The Indian Memorial commemorates the sacrifice of the Arikara, Apsaalooke (Crow), Arapaho, Cheyenne, and Oyate (Lakota Sioux) tribes in the Battle of the Little Bighorn as they fought to protect their diverse values and traditional way of life. The theme of the memorial, "Peace Through Unity", carries the commemoration further by acknowledging the need for cooperation both among Indian tribes and between tribal governments and the federal government. The relevancy and significance is further highlighted when one considers it is the only memorial to the Native American experience mandated by Congress and constructed with federal funds.

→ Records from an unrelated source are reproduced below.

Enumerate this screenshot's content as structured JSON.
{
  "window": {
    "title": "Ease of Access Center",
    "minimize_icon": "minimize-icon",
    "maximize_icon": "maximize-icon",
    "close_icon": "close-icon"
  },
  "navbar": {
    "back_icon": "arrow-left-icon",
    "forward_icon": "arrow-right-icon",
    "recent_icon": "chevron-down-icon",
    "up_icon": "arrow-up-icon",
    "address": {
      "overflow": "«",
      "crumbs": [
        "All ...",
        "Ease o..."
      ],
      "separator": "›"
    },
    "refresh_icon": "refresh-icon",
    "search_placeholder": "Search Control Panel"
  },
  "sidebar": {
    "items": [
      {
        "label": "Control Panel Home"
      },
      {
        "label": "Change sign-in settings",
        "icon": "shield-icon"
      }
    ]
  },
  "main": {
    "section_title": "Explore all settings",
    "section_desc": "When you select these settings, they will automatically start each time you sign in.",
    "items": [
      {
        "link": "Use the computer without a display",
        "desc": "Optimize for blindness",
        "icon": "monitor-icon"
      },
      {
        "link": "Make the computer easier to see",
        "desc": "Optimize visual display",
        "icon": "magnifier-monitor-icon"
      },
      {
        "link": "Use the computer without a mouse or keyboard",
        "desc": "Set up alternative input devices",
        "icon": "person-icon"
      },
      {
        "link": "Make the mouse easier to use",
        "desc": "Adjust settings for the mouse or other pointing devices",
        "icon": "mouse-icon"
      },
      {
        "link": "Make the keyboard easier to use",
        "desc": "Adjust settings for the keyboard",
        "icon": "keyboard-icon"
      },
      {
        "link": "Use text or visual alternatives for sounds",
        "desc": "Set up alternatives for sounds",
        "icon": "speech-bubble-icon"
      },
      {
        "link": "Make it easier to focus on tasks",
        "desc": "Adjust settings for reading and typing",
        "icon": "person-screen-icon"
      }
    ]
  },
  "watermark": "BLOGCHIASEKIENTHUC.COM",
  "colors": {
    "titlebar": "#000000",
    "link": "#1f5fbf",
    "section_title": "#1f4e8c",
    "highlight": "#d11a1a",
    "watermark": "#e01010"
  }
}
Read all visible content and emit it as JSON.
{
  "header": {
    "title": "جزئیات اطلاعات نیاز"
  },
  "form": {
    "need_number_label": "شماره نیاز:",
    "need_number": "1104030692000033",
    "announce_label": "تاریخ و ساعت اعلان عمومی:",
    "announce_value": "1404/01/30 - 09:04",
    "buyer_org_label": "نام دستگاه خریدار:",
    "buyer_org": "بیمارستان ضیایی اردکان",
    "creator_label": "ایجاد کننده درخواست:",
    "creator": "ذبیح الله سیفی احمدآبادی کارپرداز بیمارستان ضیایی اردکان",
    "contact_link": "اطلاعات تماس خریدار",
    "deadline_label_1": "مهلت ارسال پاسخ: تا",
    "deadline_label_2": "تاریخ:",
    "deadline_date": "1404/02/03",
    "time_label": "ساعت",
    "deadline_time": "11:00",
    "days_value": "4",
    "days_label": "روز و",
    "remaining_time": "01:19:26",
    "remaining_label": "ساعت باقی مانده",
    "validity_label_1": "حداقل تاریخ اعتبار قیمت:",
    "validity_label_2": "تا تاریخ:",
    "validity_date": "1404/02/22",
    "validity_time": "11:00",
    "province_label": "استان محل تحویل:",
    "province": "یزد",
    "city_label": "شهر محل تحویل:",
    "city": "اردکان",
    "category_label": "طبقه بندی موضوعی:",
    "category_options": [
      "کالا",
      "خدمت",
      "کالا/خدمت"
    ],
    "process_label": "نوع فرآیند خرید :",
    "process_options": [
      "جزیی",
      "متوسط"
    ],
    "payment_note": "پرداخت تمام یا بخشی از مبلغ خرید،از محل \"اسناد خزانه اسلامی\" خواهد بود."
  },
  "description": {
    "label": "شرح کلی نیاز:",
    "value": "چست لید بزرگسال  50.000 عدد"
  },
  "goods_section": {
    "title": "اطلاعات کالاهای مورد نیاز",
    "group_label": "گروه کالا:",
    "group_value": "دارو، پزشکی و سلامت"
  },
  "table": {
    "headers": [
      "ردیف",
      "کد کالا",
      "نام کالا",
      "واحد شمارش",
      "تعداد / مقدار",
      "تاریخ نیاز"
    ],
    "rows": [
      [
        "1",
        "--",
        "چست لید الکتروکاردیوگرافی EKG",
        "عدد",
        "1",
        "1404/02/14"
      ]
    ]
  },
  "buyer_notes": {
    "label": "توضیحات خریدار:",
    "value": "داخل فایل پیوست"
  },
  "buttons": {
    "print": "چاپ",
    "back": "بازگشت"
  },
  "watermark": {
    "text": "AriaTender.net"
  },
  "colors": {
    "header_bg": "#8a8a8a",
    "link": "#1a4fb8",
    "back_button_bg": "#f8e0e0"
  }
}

In 1879, the Little Bighorn Battlefield was designated a national cemetery
administered by the War Department. In 1881, a memorial

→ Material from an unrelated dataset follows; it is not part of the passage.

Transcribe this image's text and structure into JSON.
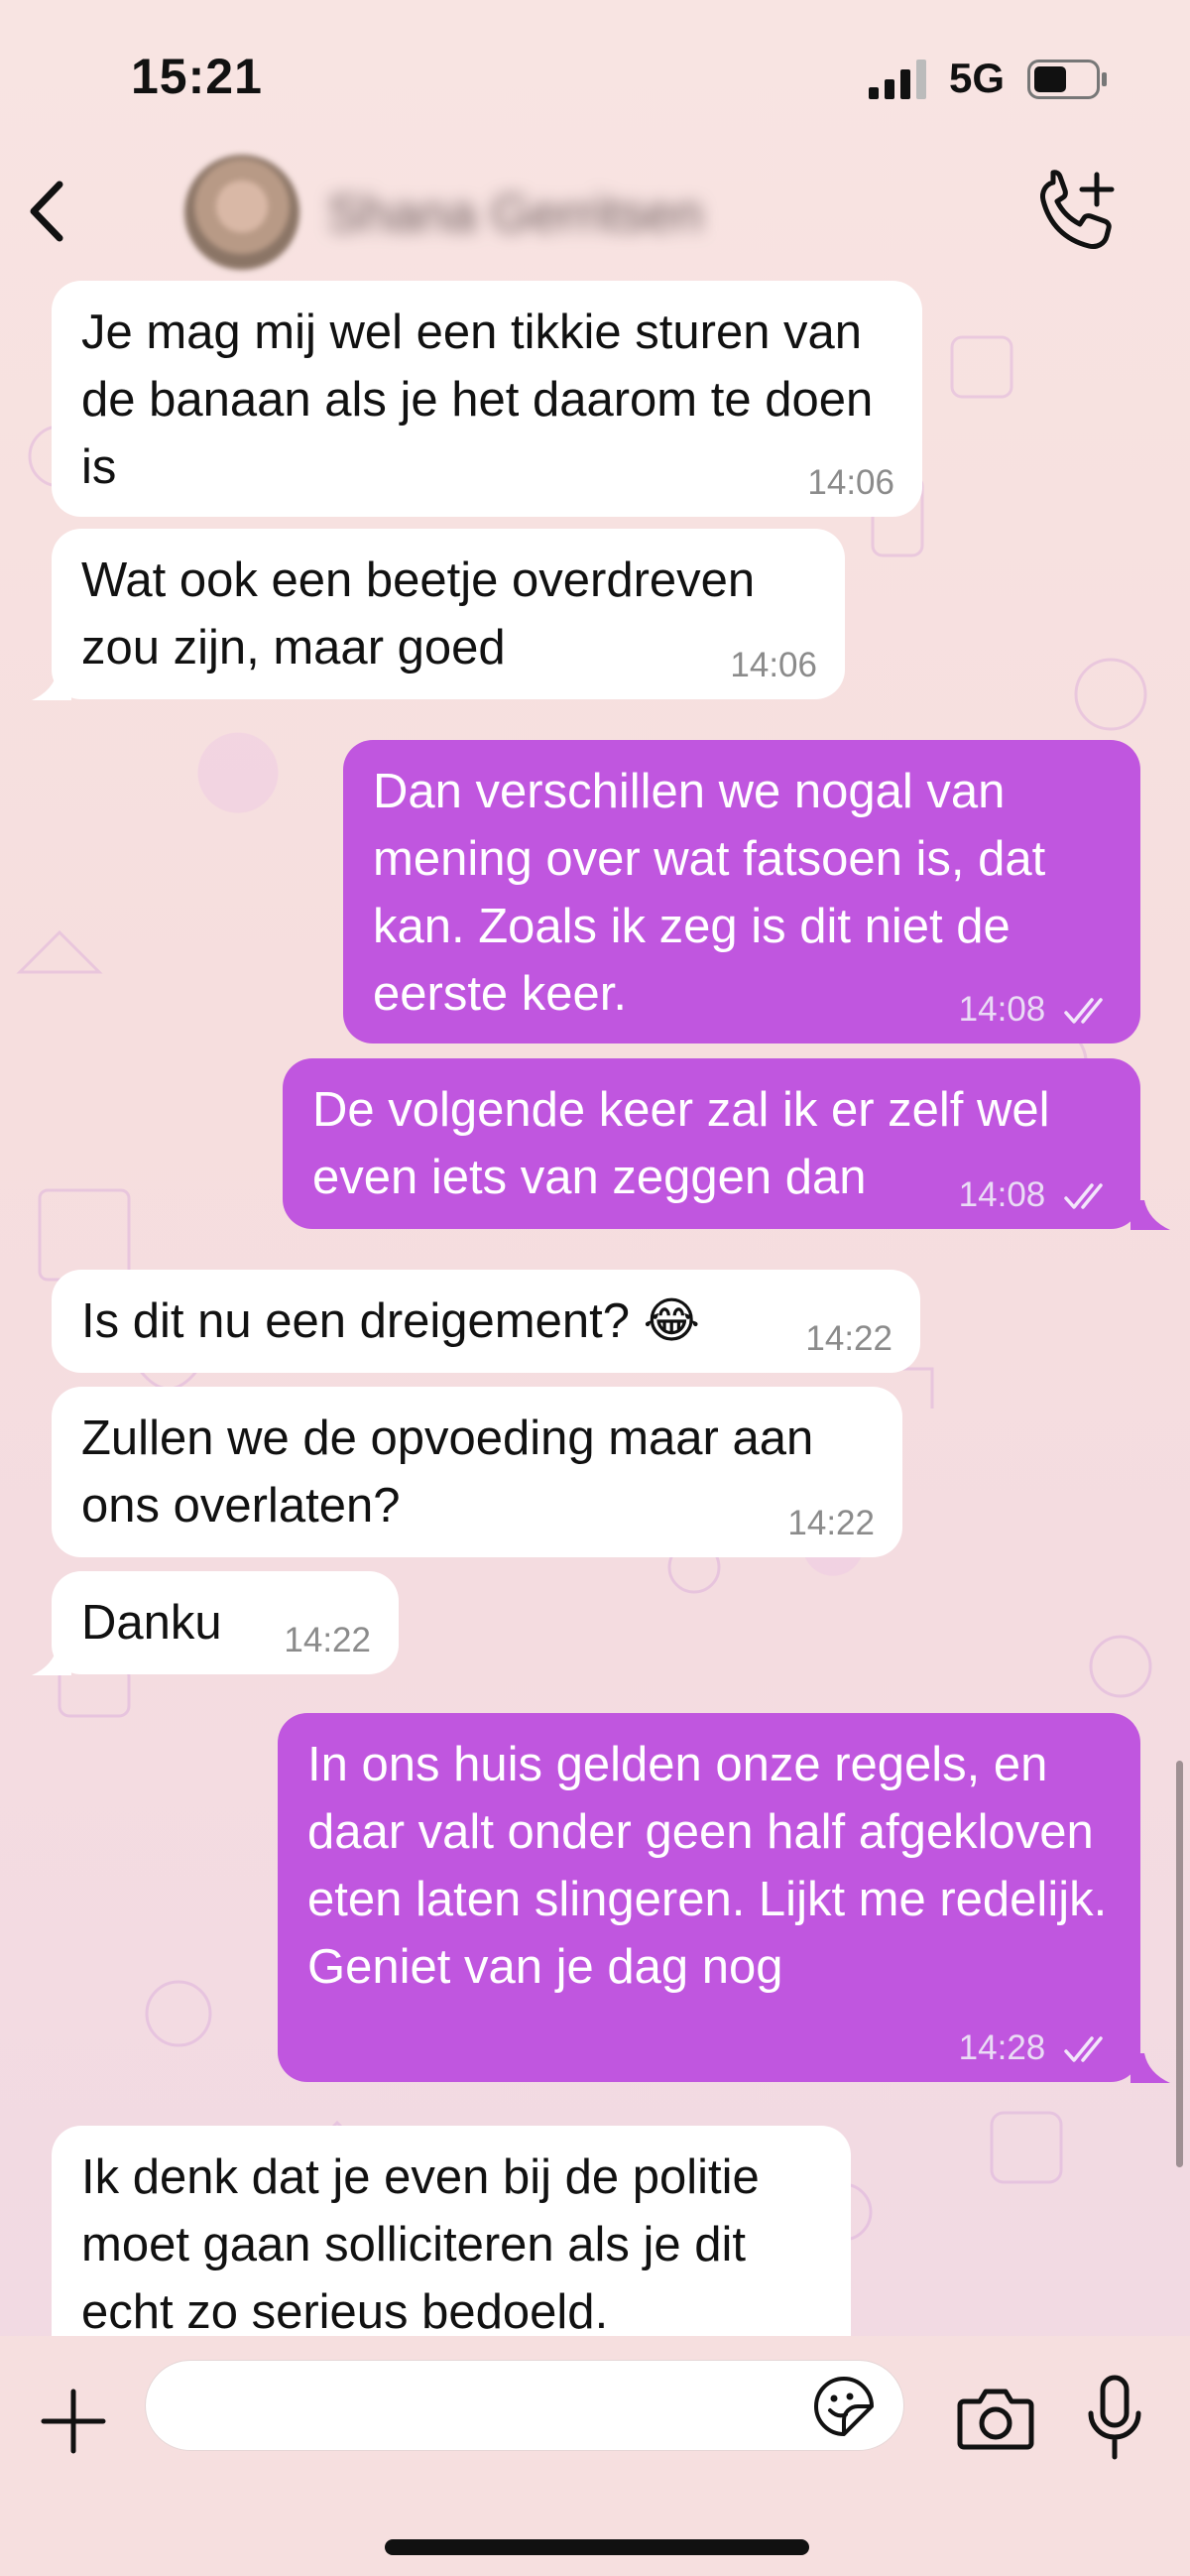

was erected on Last Stand Hill, over the mass grave of the Seventh Cavalry soldiers, U.S. Indian Scouts, and other personnel killed in battle. In 1940, jurisdiction of the battlefield was transferred to the National Park Service. These early interpretations were largely mono-cultural, honoring only the U.S. Army's perspective, with headstones marking where each fell.

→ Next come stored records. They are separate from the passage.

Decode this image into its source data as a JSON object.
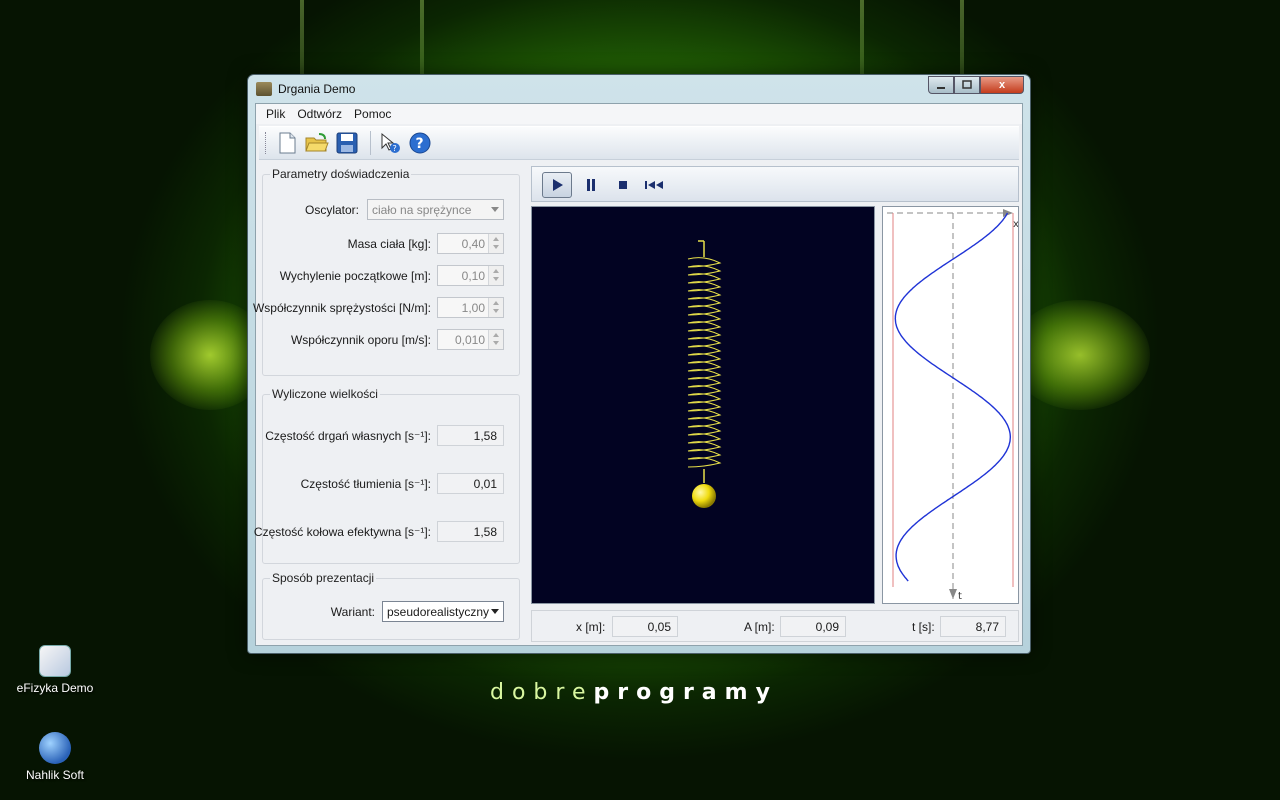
{
  "window": {
    "title": "Drgania Demo",
    "close_label": "x"
  },
  "menu": {
    "items": [
      "Plik",
      "Odtwórz",
      "Pomoc"
    ]
  },
  "toolbar": {
    "icons": [
      "new-document-icon",
      "open-folder-icon",
      "save-icon",
      "context-help-icon",
      "help-icon"
    ]
  },
  "params": {
    "title": "Parametry doświadczenia",
    "oscillator_label": "Oscylator:",
    "oscillator_value": "ciało na sprężynce",
    "mass_label": "Masa ciała [kg]:",
    "mass_value": "0,40",
    "displacement_label": "Wychylenie początkowe [m]:",
    "displacement_value": "0,10",
    "stiffness_label": "Współczynnik sprężystości [N/m]:",
    "stiffness_value": "1,00",
    "drag_label": "Współczynnik oporu [m/s]:",
    "drag_value": "0,010"
  },
  "computed": {
    "title": "Wyliczone wielkości",
    "natural_label": "Częstość drgań własnych [s⁻¹]:",
    "natural_value": "1,58",
    "damping_label": "Częstość tłumienia [s⁻¹]:",
    "damping_value": "0,01",
    "effective_label": "Częstość kołowa efektywna [s⁻¹]:",
    "effective_value": "1,58"
  },
  "presentation": {
    "title": "Sposób prezentacji",
    "variant_label": "Wariant:",
    "variant_value": "pseudorealistyczny"
  },
  "graph": {
    "x_axis_label": "x",
    "t_axis_label": "t"
  },
  "status": {
    "x_label": "x [m]:",
    "x_value": "0,05",
    "a_label": "A [m]:",
    "a_value": "0,09",
    "t_label": "t [s]:",
    "t_value": "8,77"
  },
  "desktop": {
    "icon1": "eFizyka Demo",
    "icon2": "Nahlik Soft"
  },
  "brand": {
    "light": "dobre",
    "bold": "programy"
  },
  "colors": {
    "sim_background": "#020322",
    "spring": "#e8e04a",
    "curve": "#1f33d6",
    "accent_green": "#7fc812"
  }
}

command, the fallen Lakota and Cheyenne warriors were removed by their families, and "buried" in the Native American tradition, in tipis or tree-scaffolds nearby in the Little Bighorn Valley. The story of the battle from the Native American perspective was largely told through the oral tradition.